◆ **DATASET**:
+++

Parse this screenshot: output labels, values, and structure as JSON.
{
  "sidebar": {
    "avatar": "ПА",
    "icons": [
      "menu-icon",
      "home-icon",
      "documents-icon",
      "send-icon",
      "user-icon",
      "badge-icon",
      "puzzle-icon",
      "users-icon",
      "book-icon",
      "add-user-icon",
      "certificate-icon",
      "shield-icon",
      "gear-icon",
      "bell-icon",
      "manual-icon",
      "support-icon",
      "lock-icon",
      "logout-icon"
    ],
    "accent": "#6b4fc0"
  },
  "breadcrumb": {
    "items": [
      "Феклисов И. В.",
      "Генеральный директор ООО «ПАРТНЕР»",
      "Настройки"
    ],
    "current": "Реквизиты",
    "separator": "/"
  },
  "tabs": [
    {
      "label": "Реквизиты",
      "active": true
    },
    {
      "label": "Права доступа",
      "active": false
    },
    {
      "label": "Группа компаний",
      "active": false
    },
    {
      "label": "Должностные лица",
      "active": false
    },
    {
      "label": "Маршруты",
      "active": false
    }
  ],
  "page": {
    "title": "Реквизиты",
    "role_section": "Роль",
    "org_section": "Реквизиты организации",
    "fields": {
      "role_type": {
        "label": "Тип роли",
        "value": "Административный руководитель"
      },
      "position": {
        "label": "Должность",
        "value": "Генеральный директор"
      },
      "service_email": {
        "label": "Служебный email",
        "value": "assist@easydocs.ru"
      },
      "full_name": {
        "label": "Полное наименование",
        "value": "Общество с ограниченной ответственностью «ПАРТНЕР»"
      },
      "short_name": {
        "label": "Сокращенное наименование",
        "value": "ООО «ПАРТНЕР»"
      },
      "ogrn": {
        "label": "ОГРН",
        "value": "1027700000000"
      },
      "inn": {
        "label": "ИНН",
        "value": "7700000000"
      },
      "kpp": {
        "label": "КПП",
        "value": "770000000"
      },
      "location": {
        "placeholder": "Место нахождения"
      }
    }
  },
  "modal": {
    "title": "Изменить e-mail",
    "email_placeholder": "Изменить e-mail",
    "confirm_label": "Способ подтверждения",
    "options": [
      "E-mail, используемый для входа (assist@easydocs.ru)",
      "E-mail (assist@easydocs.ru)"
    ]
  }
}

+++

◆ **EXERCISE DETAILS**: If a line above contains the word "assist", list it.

◆ **RESPONSE AREA**:
        "value": "assist@easydocs.ru"
      "E-mail, используемый для входа (assist@easydocs.ru)",
      "E-mail (assist@easydocs.ru)"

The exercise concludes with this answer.